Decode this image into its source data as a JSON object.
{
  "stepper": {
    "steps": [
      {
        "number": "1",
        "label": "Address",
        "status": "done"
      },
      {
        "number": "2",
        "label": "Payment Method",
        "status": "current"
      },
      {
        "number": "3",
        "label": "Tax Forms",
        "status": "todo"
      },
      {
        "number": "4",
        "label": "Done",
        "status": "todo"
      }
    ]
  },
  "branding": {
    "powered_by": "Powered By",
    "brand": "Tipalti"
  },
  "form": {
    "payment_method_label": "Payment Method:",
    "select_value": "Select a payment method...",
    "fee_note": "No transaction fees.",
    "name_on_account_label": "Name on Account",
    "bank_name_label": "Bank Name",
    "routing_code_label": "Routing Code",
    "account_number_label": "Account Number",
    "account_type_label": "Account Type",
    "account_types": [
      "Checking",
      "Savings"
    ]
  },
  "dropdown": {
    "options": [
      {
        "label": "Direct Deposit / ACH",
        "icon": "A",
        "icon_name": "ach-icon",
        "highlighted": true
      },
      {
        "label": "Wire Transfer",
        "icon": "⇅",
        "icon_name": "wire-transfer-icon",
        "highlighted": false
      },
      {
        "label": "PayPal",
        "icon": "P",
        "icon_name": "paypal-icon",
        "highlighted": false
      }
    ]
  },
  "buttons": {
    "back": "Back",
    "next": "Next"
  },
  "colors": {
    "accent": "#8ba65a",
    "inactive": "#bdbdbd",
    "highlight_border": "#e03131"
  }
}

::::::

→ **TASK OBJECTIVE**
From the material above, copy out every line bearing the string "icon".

→ **SOLUTION TO THE PROBLEM**
        "icon": "A",
        "icon_name": "ach-icon",
        "icon": "⇅",
        "icon_name": "wire-transfer-icon",
        "icon": "P",
        "icon_name": "paypal-icon",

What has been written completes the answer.